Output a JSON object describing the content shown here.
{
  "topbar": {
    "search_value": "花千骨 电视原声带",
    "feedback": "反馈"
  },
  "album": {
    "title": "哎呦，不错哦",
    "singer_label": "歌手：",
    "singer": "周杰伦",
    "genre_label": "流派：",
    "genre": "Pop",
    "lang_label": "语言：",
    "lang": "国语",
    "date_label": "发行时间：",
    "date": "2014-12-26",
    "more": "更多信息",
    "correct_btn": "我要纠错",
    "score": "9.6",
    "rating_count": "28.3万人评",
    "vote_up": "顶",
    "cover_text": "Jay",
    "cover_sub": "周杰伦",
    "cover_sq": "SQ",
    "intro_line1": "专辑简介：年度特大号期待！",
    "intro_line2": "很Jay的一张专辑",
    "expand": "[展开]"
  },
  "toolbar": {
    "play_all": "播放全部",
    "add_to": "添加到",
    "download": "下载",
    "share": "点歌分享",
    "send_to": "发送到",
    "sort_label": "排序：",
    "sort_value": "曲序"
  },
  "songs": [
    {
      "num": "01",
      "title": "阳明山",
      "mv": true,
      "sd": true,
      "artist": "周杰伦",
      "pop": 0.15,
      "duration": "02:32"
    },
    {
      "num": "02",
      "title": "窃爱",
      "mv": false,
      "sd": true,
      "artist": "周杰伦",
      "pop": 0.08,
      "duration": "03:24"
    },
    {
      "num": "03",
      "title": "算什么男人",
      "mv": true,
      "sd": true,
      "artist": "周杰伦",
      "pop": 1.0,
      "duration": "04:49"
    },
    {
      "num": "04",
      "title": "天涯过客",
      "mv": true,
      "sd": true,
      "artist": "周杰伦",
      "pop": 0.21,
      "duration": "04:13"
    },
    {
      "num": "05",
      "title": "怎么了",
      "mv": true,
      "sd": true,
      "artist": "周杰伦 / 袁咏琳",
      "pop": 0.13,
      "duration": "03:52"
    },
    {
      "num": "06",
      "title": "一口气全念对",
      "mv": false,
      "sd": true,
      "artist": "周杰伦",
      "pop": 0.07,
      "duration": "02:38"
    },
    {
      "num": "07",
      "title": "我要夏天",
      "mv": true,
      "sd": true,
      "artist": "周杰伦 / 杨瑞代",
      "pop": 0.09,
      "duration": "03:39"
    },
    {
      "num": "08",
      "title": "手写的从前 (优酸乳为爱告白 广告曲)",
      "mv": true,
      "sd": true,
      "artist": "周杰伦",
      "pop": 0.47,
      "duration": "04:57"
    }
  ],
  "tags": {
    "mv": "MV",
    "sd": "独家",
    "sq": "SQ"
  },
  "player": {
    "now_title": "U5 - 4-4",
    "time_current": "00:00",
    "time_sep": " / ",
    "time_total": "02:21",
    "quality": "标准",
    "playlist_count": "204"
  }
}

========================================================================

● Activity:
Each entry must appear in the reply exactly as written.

● Output for this task:
Output a JSON object describing the content shown here.
{
  "topbar": {
    "search_value": "花千骨 电视原声带",
    "feedback": "反馈"
  },
  "album": {
    "title": "哎呦，不错哦",
    "singer_label": "歌手：",
    "singer": "周杰伦",
    "genre_label": "流派：",
    "genre": "Pop",
    "lang_label": "语言：",
    "lang": "国语",
    "date_label": "发行时间：",
    "date": "2014-12-26",
    "more": "更多信息",
    "correct_btn": "我要纠错",
    "score": "9.6",
    "rating_count": "28.3万人评",
    "vote_up": "顶",
    "cover_text": "Jay",
    "cover_sub": "周杰伦",
    "cover_sq": "SQ",
    "intro_line1": "专辑简介：年度特大号期待！",
    "intro_line2": "很Jay的一张专辑",
    "expand": "[展开]"
  },
  "toolbar": {
    "play_all": "播放全部",
    "add_to": "添加到",
    "download": "下载",
    "share": "点歌分享",
    "send_to": "发送到",
    "sort_label": "排序：",
    "sort_value": "曲序"
  },
  "songs": [
    {
      "num": "01",
      "title": "阳明山",
      "mv": true,
      "sd": true,
      "artist": "周杰伦",
      "pop": 0.15,
      "duration": "02:32"
    },
    {
      "num": "02",
      "title": "窃爱",
      "mv": false,
      "sd": true,
      "artist": "周杰伦",
      "pop": 0.08,
      "duration": "03:24"
    },
    {
      "num": "03",
      "title": "算什么男人",
      "mv": true,
      "sd": true,
      "artist": "周杰伦",
      "pop": 1.0,
      "duration": "04:49"
    },
    {
      "num": "04",
      "title": "天涯过客",
      "mv": true,
      "sd": true,
      "artist": "周杰伦",
      "pop": 0.21,
      "duration": "04:13"
    },
    {
      "num": "05",
      "title": "怎么了",
      "mv": true,
      "sd": true,
      "artist": "周杰伦 / 袁咏琳",
      "pop": 0.13,
      "duration": "03:52"
    },
    {
      "num": "06",
      "title": "一口气全念对",
      "mv": false,
      "sd": true,
      "artist": "周杰伦",
      "pop": 0.07,
      "duration": "02:38"
    },
    {
      "num": "07",
      "title": "我要夏天",
      "mv": true,
      "sd": true,
      "artist": "周杰伦 / 杨瑞代",
      "pop": 0.09,
      "duration": "03:39"
    },
    {
      "num": "08",
      "title": "手写的从前 (优酸乳为爱告白 广告曲)",
      "mv": true,
      "sd": true,
      "artist": "周杰伦",
      "pop": 0.47,
      "duration": "04:57"
    }
  ],
  "tags": {
    "mv": "MV",
    "sd": "独家",
    "sq": "SQ"
  },
  "player": {
    "now_title": "U5 - 4-4",
    "time_current": "00:00",
    "time_sep": " / ",
    "time_total": "02:21",
    "quality": "标准",
    "playlist_count": "204"
  }
}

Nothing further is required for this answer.